Meet the class in Dublin's own 'Hogwarts' school in the building where Mother Teresa learned English.
The doors of Gael Cholaiste an Phiarsaig opened in September and accepted its first 16 students.
The Rathfarnham school is located in a former Loreto Abbey on the southside of the capital.
It has been described by many as Ireland's answer to Hogwarts, but the students have a better name for the historic building.
"They love it here. It is the Irish answer to Hogwarts, the students call it Gaelwarts," principal Joe Mac Suibhne told the Herald.
It was planned for development until the crash and then Nama took the keys. Nama sold the school earlier this year to the Department of Education for a reported €2.3m.
It is the first post-primary Gaelscoil to open on the south of the Liffey in more than a decade and it's is hoped that the entire building when completed will cater for 500 students.
It is believed that the Department of Education will need to invest a total of €12m into the building to fully revamp it. Mother Teresa of Calcutta studied English here when she came to Ireland in the 1920s.
Mr Mac Suibhne said that his young pupils do understand the significance of their school.
"It is a really beautiful building," he said. "The school is in demand but we are only enrolling the year before students are due to start. We are not letting people enrol ten years in advance; we want to keep it fair."

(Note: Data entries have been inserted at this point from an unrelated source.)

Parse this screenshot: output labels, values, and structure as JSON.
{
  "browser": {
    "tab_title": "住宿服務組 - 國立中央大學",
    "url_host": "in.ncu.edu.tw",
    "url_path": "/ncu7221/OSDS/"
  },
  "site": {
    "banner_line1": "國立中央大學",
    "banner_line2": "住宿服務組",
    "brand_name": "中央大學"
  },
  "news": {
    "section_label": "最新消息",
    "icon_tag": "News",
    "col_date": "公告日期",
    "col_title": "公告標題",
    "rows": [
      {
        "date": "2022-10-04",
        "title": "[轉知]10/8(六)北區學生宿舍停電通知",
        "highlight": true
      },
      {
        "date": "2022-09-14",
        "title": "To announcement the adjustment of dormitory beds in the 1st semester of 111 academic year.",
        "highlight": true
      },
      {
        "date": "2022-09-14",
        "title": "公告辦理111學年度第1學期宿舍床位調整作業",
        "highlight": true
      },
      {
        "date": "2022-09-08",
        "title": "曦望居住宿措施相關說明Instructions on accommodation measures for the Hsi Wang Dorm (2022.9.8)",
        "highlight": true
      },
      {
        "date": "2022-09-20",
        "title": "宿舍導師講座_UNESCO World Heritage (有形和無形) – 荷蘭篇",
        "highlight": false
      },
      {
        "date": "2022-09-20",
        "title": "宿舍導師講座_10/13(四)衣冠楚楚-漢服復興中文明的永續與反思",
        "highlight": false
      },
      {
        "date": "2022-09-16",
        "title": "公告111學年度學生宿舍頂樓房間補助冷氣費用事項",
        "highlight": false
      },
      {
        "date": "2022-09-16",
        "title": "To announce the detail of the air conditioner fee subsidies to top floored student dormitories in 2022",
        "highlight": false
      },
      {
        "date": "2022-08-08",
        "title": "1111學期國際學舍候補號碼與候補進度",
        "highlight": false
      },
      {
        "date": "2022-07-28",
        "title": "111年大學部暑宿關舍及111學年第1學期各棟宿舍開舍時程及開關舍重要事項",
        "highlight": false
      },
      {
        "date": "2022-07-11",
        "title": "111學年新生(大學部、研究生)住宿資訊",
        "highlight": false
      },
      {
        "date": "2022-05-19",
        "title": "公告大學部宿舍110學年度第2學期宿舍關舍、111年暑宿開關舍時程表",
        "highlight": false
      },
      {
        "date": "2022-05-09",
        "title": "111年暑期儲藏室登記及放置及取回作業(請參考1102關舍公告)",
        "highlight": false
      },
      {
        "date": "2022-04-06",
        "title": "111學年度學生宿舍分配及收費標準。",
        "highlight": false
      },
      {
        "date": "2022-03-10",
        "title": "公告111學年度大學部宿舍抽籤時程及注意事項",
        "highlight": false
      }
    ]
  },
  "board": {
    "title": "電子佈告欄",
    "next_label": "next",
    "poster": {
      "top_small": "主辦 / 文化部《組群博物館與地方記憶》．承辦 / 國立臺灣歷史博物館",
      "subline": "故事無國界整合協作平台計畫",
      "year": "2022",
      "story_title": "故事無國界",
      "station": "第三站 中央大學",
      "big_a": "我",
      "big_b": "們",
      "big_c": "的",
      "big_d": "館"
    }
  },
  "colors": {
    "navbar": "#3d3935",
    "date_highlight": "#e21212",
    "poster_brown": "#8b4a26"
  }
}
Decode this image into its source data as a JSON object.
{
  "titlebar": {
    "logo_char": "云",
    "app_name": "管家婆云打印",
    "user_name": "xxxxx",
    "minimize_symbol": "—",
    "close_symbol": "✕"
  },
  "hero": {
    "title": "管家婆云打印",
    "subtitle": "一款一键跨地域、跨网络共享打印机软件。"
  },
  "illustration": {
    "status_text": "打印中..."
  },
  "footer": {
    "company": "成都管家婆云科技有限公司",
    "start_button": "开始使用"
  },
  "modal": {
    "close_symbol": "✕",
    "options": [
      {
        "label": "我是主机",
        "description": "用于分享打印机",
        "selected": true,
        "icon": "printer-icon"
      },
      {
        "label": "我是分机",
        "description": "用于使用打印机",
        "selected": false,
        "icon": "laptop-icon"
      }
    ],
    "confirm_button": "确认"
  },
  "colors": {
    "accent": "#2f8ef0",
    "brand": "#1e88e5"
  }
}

The mixed school will take in three classes of first years next September. There are currently six teachers working in the school.
"It's a great atmosphere we have at the minute, it's like a family. We hope to keep hold of that," he said.
Students and staff are currently restricted to one part of the building.
"It will be refurbished as we go along," the principal explained.
"We are actually based in the oldest part at the moment, it was built in 1725. It's a beautiful period building."
"The rooms are all very large, with 15ft high that all have ornate coving," he explained.
There is also a church located within the abbey.
"The church is a fabulous building. I have people emailing me to have their weddings here," Mr Mac Suibhne revealed.
It's not the first time that the 250-year-old building has housed a school. Up until the mid-1990s it was Catholic boarding school for girls.
Any building work that was carried out was done very carefully and an architecture team are currently drawing up plans for the refurbishment.